of examples in innumeracy show us how it affects not only
personal economics and travel plans, but explains mischosen mates,
inappropriate drug-testing, and the allure of pseudo-science.
This is the book that made "innumeracy" a household word, at least
in some households. Paulos admits that "at least part of the motivation
for any book is anger, and this book is no exception.

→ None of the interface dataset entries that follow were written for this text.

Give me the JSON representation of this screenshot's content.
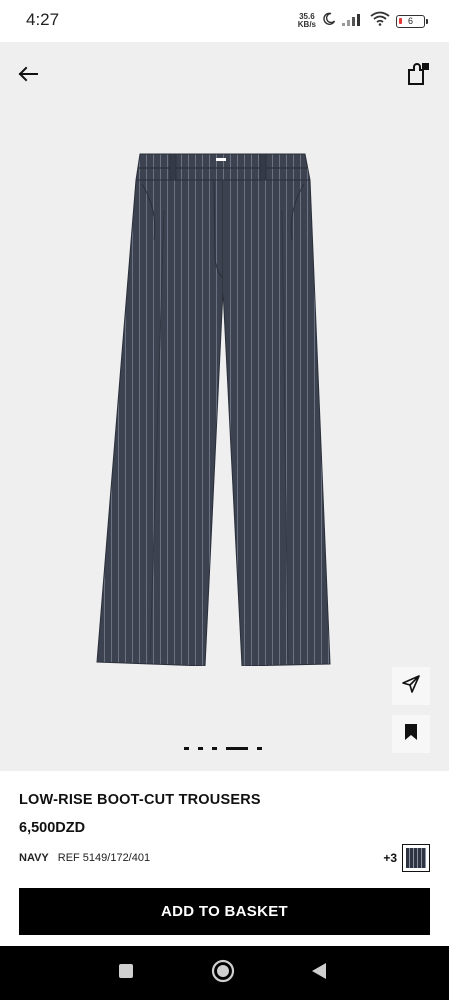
{
  "status_bar": {
    "time": "4:27",
    "net_speed_value": "35.6",
    "net_speed_unit": "KB/s",
    "battery_level": "6"
  },
  "gallery": {
    "page_count": 5,
    "active_page": 4
  },
  "product": {
    "name": "LOW-RISE BOOT-CUT TROUSERS",
    "price": "6,500DZD",
    "color_name": "NAVY",
    "reference": "REF 5149/172/401",
    "more_colors": "+3",
    "swatch_color": "#2e3440"
  },
  "actions": {
    "add_to_basket": "ADD TO BASKET"
  },
  "icons": {
    "back": "arrow-left-icon",
    "bag": "shopping-bag-icon",
    "share": "send-icon",
    "save": "bookmark-icon"
  }
}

I'm distressed by
a society which depends so completely on mathematics and science and
yet seems to indifferent to the innumeracy and scientific illiteracy of
so many of its citizens."

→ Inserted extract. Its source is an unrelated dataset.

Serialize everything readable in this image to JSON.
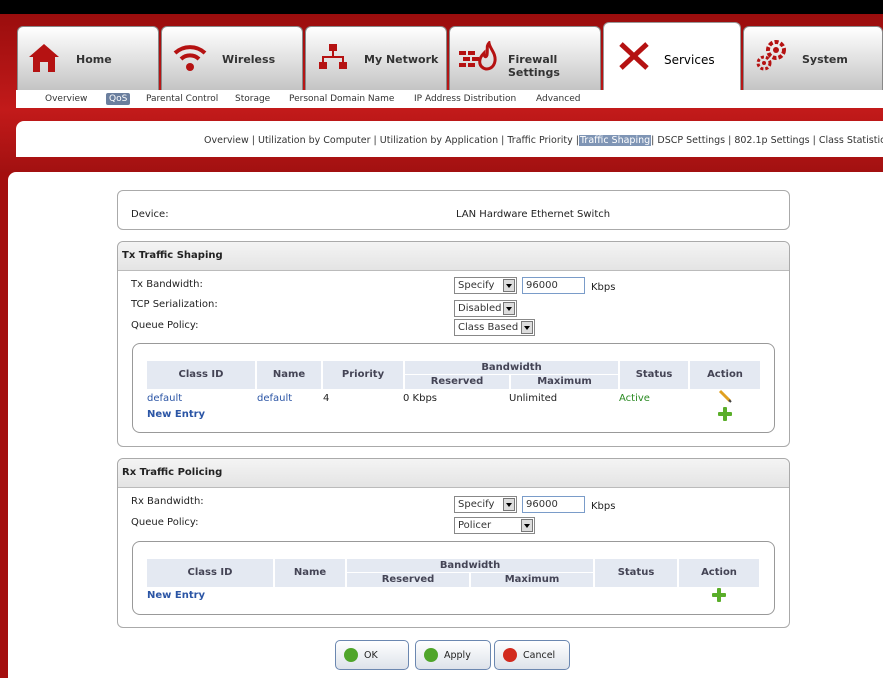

But that is not all that drives him.
The difference between our pretensions and reality is absurd and
humorous, and the numerate can see this better than those who don't